Hoping to extinguish speculation about his relationship with a missing intern, Rep. Gary Condit is launching an offensive against the media for its handling of the case.
Condit's recently hired legal team fired the first volley today in a scathing letter to Donald Graham, president of The Washington Post, and Leonard Downie, executive editor.
After laying out a series of complaints about The Post's coverage of 24-year-old Chandra Levy's disappearance, the eight-page letter demands a correction.
First and foremost, Condit and his lawyer Joseph Cotchett object to a Post report that, citing unnamed police sources, said the congressman had acknowledged letting Levy spend the night at his apartment before her disappearance. The same report quoted a Levy family member on condition of anonymity saying the woman was involved in a romance with Condit.
"This is to serve notice and request the correction for the erroneous and harmful statements set forth above," Cotchett writes.
The letter stops short of threatening to sue the paper, but it suggests the Post should focus on Levy's case as part of a trend of missing persons in Washington rather than by exploiting "one more tragic situation based on anonymous rumors."
Cotchett directly takes on Post reporter Allan Lengel, writer of the story, accusing him of making statements "the Post knew to be false or should have had serious doubts about the truth of the statements." The letter then goes on to quote Lengel pressuring a Condit aide to get police, rather than the paper, to backtrack on the story.
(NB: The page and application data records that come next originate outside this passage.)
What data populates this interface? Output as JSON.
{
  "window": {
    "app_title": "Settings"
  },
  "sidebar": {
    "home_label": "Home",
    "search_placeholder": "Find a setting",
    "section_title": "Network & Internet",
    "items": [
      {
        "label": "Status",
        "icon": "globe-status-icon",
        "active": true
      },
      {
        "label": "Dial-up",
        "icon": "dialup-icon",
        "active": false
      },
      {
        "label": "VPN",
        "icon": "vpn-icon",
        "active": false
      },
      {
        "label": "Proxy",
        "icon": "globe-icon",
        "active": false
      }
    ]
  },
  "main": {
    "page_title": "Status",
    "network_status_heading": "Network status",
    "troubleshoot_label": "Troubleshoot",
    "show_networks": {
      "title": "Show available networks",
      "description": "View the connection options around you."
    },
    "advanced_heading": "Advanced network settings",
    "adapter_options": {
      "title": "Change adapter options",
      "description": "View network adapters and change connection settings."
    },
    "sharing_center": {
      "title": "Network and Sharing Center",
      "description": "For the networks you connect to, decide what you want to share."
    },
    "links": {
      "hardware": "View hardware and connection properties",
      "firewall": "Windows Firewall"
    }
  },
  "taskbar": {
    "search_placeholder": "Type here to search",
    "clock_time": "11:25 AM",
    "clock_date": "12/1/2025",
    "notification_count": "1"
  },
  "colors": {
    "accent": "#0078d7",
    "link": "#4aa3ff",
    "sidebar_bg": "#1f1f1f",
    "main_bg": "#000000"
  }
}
"Can't you get the chief to retract the statement," Lengel reportedly told Condit Chief of Staff Mike Lynch, according to the letter. "Can't you lean on the chief? … You know Congress funds the district. You control the purse strings."
Lynch said a new letter would go out Wednesday to another East Coast paper. Next week, Cotchett plans to send one to a local station in California. Last week, Lynch said Condit's team would be closely monitoring all media coverage of the issue.
"Since so much as already been distorted regarding this case, all statements published regarding this matter will be reviewed by counsel from the perspective of potential defamation litigation," Lynch said.
Condit has been a focus of press scrutiny since Levy vanished sometime after canceling a gym membership in Washington on April 30. Homicide detectives have canvassed Condit's building to see if any of his neighbors could offer any insight into her whereabouts. Police say Condit is not a suspect in her disappearance and add that no major clues have yet been discovered.
The 53-year-old, married congressman has yet to speak publicly about the Post reports, instead leaving staffers to insist that he has had no involvement in a relationship with Levy. In a prepared statement released last month, Condit referred to the woman as a "good friend" and put up a $10,000 reward for information that helped find her.
Last week, The New York Post reported that Levy's cell-phone records show she called Condit's answering service "several times" on April 29 and 30. She was last heard from on May 1.
Brian Hartman, Arianne DeVogue and Dean Norland contributed to this report.